Now, just because an indicator is present, it doesn’t mean that we are going to keep the batter home. That’s where we have to use our judgment. Did the batter have a reasonable chance to get out of the way and did he make a reasonable effort? That’s your judgment.
This is a safety rule. When I keep a player at the plate because he permitted the pitch to touch him and a coach complains that it is a safety rule, I respond by saying, “That’s right, coach. It’s not safe for your batter to let the pitch hit him.” That being said, when in doubt, error on the side of safety and send the batter to first.
Congratulations to Tim Triplett for being elected to the position of Secretary-Treasurer for the 2020 season, and to Will Fortner, Richard Ilizaliturri, and Louis Ortiz for being elected as Board Members at Large for the 2020-2021 seasons.
The 2019 classification exam is now available.
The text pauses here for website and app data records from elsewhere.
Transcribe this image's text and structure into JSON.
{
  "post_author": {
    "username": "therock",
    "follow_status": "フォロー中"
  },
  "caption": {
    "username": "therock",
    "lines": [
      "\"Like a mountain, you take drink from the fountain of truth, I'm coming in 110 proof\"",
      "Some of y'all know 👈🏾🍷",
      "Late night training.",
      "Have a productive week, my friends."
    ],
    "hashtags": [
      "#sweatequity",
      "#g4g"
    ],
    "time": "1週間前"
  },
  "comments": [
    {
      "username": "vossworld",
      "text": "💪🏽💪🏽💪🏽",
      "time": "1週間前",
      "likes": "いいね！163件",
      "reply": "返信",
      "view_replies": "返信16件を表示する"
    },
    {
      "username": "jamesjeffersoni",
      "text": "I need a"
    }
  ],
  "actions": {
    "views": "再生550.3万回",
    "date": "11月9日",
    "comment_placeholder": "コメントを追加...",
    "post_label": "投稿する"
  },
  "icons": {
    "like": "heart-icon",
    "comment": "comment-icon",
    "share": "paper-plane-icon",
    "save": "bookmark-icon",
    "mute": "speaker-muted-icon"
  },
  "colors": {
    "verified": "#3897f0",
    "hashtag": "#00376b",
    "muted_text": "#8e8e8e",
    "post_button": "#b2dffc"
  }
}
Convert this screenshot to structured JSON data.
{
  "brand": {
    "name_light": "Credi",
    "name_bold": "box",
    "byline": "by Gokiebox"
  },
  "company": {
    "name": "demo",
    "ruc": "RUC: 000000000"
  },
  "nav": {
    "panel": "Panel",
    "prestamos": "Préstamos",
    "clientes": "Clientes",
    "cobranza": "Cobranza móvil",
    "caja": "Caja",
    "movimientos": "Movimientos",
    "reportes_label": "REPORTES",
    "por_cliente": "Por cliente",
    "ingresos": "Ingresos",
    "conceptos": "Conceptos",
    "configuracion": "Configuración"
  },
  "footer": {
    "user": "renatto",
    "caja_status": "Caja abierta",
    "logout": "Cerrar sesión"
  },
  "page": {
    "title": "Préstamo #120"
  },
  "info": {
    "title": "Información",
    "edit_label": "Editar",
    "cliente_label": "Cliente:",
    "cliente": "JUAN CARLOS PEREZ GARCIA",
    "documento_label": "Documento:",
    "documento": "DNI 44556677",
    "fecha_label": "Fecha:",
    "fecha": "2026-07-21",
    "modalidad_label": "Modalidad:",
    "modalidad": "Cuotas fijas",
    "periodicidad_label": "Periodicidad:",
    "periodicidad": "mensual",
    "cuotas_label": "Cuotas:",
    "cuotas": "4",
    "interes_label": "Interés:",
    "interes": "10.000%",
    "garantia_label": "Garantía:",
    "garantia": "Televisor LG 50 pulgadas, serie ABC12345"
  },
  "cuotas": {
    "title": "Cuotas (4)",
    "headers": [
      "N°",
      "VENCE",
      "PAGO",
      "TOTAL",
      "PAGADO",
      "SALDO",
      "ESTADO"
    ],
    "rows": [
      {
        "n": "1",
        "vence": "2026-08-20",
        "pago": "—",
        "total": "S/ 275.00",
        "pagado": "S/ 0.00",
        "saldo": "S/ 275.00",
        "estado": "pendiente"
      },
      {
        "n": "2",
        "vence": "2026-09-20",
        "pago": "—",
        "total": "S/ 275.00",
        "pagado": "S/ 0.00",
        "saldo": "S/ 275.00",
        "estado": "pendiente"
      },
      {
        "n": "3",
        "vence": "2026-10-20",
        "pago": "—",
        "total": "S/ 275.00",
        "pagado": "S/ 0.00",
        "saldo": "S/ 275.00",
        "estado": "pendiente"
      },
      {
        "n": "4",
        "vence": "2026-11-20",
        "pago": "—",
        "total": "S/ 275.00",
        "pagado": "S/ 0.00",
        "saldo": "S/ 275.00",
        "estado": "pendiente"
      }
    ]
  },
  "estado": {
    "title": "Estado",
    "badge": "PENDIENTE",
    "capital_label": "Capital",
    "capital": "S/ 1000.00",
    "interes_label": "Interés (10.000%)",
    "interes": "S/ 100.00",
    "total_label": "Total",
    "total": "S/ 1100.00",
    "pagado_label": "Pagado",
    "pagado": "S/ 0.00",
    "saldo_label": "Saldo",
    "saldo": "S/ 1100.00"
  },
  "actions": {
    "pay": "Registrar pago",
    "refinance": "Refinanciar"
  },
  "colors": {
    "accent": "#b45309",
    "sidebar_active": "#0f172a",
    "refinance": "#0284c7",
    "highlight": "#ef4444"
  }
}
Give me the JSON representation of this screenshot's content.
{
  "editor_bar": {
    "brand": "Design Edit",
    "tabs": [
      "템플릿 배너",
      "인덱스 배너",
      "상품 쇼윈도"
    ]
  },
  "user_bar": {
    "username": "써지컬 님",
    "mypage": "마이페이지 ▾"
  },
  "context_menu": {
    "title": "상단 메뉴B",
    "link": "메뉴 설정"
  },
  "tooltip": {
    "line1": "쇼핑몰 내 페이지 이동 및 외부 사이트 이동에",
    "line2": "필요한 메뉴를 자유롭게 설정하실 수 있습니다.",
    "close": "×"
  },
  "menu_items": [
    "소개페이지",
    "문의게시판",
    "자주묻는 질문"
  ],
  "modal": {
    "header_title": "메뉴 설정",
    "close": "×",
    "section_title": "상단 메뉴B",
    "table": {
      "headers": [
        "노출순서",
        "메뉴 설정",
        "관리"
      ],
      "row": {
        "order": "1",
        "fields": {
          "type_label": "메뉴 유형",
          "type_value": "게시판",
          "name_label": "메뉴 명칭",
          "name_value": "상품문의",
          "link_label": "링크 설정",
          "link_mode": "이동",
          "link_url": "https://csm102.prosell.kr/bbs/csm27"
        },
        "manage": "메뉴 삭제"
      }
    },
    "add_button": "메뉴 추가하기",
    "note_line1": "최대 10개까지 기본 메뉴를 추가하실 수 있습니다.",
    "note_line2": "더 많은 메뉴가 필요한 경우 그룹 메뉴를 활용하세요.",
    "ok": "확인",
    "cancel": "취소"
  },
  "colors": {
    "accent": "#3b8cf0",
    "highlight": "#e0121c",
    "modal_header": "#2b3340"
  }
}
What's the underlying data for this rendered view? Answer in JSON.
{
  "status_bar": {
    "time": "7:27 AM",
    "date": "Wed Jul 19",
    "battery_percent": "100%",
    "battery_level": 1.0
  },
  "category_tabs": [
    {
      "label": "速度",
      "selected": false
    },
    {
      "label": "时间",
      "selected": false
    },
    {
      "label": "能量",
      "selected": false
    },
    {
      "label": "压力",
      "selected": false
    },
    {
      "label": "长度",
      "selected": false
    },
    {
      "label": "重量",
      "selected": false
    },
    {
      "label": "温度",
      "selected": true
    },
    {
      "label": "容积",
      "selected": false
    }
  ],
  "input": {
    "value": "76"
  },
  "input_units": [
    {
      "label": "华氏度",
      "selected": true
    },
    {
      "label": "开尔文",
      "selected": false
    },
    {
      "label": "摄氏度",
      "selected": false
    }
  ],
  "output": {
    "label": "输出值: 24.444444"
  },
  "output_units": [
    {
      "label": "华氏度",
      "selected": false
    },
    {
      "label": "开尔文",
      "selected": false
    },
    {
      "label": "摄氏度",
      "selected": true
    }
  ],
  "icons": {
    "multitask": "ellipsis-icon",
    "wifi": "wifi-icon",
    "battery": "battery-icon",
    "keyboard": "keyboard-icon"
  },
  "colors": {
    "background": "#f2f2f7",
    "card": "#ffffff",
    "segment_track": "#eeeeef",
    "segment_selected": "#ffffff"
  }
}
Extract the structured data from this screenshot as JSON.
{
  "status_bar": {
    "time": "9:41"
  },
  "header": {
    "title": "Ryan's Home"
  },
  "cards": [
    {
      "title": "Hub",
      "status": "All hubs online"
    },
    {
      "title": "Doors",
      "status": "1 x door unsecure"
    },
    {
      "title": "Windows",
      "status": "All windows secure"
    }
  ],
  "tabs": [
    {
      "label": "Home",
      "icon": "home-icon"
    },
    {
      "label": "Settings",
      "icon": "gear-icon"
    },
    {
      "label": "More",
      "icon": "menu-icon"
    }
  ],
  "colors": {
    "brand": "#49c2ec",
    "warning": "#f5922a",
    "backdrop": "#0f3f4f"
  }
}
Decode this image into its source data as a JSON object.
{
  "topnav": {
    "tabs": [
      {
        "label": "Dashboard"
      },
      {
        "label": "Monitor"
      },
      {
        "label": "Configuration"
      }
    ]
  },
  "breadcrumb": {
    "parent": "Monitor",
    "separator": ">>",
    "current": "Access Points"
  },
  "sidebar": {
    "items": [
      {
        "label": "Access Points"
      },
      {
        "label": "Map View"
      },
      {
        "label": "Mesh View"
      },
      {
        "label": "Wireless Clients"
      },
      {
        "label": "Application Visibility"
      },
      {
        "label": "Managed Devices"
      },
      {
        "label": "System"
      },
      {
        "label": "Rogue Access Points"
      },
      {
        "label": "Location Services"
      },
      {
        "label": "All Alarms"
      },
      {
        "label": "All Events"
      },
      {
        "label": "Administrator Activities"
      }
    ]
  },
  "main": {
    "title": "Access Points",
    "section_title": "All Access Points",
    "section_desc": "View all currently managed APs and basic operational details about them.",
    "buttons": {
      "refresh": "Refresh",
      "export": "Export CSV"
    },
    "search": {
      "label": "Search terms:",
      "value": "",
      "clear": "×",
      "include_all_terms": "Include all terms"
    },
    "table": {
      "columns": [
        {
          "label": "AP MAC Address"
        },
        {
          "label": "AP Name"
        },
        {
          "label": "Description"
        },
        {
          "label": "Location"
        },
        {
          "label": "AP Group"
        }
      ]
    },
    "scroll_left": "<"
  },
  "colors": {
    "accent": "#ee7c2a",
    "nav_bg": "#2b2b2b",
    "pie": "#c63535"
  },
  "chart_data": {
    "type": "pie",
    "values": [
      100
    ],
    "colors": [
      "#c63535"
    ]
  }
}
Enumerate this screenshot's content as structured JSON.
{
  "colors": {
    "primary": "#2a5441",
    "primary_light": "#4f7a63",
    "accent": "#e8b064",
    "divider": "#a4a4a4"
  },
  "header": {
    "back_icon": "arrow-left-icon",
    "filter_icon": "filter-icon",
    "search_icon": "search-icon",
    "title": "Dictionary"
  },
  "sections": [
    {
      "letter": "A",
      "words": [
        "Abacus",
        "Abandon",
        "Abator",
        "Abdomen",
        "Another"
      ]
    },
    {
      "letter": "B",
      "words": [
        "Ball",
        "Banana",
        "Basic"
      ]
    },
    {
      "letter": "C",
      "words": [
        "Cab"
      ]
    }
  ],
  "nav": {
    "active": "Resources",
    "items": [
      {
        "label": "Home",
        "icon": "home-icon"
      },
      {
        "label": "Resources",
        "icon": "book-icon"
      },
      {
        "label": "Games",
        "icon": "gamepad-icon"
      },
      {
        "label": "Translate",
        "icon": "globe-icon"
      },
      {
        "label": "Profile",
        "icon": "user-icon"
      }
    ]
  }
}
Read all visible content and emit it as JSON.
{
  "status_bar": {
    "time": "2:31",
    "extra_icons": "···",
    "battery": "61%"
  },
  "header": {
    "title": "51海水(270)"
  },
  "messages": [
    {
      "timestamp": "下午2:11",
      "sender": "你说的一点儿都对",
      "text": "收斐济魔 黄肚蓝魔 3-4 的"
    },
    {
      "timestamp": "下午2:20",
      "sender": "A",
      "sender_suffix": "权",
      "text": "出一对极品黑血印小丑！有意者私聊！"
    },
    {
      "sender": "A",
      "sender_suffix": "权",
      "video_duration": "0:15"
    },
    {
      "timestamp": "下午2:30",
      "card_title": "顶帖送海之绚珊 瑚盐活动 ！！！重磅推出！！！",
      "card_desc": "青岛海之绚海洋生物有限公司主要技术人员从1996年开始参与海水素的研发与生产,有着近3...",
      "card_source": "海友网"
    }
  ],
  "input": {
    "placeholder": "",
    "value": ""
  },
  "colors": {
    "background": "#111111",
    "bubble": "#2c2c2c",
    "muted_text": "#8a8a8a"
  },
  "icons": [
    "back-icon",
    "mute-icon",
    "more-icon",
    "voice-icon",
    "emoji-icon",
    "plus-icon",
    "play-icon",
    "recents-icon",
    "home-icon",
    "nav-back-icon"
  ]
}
There is no pdf available to download, and you have to take the test in one sitting. We will be using Exam B in the San Gabriel Valley Unit, and you can access the test on the CBUAUmp website by clicking here. The exam closes at 11:59 P.M. on 2/10/19.
Due to the predicted rain, the field clinic for Saturday, February 2 has been moved inside to ELAC. Although we will be inside, it will still be a field clinic with a pitching station, a 1st base station, and an infield station. Please wear your base gear and bring your mask and indicator. If you can, please bring a glove and a tennis balls and/or baseball. If anyone can bring a home plate and bases, it would be greatly appreciated. The clinic starts at 10:00 a.m. and will be held in the same room as our classes have been in building C1.
Remember that you are required to attend a field clinic to be certified. If you have already attended an SGV field clinic, you are welcome to attend this one as well, but you are not required to.
Welcome to the official website of the San Gabriel Valley Unit of the California Baseball Umpires Association (CBUA), serving nearly 30 high schools in the San Gabriel Valley of Los Angeles County, California.